The Super Pumas, a workhorse of the offshore oil industry, were banned from commercial traffic in Norway and Britain following the accident, but hitherto search and rescue missions had still been allowed.
“EASA has decided to prohibit all flights by the Airbus H225 LP and AS332 L2 helicopters as a precautionary measure and until further information is available,” EASA said in a statement.
In the April 29 crash the H225 Super Puma’s main rotor blades separated from the aircraft as it was ferrying passengers from a Norwegian offshore oil platform operated by Statoil.

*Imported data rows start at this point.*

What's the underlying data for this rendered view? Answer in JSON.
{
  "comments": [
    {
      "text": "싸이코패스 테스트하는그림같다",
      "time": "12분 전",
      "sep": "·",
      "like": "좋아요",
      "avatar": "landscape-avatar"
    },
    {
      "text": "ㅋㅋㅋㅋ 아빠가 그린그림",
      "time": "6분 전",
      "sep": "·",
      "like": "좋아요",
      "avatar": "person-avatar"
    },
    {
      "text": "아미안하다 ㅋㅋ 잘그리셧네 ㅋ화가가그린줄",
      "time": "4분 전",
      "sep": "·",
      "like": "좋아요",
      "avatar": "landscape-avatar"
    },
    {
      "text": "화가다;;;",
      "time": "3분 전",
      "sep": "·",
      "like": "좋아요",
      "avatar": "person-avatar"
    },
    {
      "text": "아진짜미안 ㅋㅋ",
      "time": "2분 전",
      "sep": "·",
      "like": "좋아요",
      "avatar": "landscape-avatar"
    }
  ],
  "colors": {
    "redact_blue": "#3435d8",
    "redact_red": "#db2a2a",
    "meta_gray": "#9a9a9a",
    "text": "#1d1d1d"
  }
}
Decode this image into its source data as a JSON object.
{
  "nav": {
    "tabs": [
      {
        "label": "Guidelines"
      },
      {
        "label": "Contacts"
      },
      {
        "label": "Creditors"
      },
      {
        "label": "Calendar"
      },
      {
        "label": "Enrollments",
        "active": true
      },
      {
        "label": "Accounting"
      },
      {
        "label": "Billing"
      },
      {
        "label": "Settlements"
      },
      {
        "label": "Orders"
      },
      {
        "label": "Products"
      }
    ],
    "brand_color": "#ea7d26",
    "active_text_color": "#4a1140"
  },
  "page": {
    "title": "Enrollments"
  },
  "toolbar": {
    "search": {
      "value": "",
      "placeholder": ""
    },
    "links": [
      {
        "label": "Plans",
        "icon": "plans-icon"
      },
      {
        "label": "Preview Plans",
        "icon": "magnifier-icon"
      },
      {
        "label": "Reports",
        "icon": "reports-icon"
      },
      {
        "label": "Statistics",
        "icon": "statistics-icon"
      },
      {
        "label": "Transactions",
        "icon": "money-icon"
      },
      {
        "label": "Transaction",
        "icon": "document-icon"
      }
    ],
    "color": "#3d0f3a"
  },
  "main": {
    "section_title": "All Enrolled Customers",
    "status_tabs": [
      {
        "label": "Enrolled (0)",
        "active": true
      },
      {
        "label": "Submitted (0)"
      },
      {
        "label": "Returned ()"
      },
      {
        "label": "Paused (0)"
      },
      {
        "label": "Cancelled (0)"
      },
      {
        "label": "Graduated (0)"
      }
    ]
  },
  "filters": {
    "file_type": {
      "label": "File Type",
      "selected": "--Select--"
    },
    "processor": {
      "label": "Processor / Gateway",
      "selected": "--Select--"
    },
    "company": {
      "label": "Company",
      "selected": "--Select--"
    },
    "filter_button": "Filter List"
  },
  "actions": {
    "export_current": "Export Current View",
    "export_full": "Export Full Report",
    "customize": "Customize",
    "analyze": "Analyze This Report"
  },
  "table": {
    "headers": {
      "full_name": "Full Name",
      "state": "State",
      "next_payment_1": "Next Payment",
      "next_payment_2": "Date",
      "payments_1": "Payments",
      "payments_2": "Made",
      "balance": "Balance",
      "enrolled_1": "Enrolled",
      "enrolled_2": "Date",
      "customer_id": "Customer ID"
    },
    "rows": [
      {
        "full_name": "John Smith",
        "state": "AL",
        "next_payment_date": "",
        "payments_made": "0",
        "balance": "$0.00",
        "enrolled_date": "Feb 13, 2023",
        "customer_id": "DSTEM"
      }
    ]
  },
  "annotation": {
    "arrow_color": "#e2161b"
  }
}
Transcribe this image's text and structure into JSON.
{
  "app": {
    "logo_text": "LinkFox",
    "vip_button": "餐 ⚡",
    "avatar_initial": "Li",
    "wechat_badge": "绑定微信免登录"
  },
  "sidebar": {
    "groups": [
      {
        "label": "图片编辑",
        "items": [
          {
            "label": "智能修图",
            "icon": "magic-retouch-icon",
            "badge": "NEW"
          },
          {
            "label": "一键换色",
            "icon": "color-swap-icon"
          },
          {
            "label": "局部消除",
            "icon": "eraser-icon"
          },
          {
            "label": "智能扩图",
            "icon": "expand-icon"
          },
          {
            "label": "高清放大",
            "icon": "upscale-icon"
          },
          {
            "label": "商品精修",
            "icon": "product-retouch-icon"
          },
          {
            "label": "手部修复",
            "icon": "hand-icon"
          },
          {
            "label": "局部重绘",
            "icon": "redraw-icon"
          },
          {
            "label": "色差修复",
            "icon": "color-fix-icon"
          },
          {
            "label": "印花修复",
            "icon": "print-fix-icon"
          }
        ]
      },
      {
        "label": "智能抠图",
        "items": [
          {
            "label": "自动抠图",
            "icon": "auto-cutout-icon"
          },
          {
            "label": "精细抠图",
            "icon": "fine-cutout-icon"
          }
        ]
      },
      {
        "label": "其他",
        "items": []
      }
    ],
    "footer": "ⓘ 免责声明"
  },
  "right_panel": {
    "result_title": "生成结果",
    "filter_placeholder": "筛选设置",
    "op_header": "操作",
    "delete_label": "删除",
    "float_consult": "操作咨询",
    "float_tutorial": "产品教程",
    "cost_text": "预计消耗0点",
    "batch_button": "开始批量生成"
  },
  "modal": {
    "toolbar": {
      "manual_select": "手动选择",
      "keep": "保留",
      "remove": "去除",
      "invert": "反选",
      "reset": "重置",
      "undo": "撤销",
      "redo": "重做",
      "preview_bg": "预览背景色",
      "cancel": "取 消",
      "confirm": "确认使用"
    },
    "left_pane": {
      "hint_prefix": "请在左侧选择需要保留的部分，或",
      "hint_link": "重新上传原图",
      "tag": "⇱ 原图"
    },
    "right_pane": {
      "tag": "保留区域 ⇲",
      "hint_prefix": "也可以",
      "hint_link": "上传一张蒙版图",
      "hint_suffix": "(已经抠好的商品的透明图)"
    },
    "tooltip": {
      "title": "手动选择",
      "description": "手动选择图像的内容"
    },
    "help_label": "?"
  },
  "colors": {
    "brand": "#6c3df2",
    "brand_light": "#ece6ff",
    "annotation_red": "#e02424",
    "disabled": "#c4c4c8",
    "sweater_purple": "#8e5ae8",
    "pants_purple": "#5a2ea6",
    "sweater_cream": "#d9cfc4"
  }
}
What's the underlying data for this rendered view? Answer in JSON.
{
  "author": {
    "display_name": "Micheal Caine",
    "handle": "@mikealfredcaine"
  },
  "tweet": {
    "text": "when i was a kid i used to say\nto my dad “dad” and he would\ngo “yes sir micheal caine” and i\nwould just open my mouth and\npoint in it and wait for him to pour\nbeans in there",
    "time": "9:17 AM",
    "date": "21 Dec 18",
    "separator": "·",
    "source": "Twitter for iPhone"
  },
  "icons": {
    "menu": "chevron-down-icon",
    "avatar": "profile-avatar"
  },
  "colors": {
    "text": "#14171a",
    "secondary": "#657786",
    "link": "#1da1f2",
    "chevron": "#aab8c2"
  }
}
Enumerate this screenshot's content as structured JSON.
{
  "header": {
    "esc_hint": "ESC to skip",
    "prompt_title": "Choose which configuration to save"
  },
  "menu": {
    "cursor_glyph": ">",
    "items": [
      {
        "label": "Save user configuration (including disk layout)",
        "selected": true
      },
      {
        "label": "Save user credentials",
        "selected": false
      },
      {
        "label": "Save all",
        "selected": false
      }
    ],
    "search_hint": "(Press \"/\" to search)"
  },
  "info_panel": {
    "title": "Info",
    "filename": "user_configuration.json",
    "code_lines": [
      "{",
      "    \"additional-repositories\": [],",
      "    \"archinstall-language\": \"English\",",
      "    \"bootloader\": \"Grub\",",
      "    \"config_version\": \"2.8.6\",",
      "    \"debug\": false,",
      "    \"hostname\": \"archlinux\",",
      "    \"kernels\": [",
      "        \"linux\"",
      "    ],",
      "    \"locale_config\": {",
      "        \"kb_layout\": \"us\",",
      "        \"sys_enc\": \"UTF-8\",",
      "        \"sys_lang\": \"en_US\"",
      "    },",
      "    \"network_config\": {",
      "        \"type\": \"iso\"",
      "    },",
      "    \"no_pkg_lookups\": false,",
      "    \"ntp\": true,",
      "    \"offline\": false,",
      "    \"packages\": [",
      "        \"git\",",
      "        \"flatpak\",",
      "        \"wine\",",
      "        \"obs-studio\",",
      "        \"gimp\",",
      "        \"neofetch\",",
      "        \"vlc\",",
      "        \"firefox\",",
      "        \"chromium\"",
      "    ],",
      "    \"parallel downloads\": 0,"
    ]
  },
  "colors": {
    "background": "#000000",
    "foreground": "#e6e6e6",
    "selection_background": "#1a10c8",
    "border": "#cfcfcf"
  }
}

All 13 people on board were killed.
The findings were published in a preliminary report by Accident Investigation Board Norway (AIBN) on Wednesday, which urged EASA to take immediate action to ensure the safety of the helicopter’s main gearbox.
Statoil said in a separate statement it would find other ways of operating its emergency services for the Oseberg Field Centre and Statfjord B platforms in the North Sea.
“Statoil is currently mobilizing the necessary resources to safeguard preparedness requirements,” the company said.
The helicopter that crashed in April was working for the Norwegian firm and operated by Canadia-based group CHC Helicopter [CHCEL.UL].
CHC said it welcomed the latest report from the AIBN and that it had suspended all flights by the H225 aircraft as a result, even before the Norwegian ban was announced.
Airbus Helicopters declined to comment further as the investigation continues, a spokesman said on Thursday.
Investigators have ruled out human error, saying the crash was caused by a technical fault.
On Wednesday the AIBN said it had found metallurgical evidence “strongly consistent with fatigue” in a part of the gearbox, while adding it was focussing simultaneously on several different scenarios for the crash.
Previous Super Puma incidents linked to gearbox problems included a 2009 crash off Peterhead, Scotland, in which the rotor also flew off and 16 people died.
Airbus Helicopters told operators in a bulletin this week that there were “significant elements” differing from the 2009 crash, according to a copy seen by Reuters.
It placed most emphasis on a possible failure of one of the struts holding the rotors to the aircraft, saying that could have been caused by either faulty bolts or missing safety pins.
Design and production are the responsibility of Airbus Helicopters; maintenance is handled by CHC.
Reporting by Terje Solsvik and Stine Jacobsen in Oslo, Victoria Bryan in Dublin and Cyril Altmeyer in Paris, Georgina Prodhan and Jonathan Gould in Frankfurt; Editing by Richard Pullin, Greg Mahlich